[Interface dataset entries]
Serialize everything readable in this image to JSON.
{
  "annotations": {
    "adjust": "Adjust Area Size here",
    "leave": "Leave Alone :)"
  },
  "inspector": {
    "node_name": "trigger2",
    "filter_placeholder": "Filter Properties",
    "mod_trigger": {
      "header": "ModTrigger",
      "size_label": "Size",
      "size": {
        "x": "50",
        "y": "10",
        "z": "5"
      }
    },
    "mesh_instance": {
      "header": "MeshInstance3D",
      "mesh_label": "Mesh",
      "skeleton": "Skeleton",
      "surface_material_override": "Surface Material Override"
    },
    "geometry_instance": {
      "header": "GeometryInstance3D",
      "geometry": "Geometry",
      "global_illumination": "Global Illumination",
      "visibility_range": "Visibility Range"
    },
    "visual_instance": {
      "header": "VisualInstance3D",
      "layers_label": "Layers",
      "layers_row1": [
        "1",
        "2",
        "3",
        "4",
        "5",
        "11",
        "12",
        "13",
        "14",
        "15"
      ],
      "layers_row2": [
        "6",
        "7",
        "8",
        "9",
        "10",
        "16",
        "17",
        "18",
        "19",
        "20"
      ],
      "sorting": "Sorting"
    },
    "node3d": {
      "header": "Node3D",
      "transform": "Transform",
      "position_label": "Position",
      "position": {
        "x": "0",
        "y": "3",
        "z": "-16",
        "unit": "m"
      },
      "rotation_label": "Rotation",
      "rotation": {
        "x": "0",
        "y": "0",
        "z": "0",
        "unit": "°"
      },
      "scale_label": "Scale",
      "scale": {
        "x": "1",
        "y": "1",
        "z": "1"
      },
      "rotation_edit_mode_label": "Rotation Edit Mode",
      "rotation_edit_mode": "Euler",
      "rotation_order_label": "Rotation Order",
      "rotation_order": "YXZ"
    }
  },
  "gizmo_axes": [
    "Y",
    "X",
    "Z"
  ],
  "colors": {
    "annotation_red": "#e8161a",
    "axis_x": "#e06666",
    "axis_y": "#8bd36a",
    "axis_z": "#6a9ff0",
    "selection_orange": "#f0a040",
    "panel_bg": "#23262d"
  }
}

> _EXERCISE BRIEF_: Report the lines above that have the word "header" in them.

> _SOLUTION FOR THIS EXERCISE_:
      "header": "ModTrigger",
      "header": "MeshInstance3D",
      "header": "GeometryInstance3D",
      "header": "VisualInstance3D",
      "header": "Node3D",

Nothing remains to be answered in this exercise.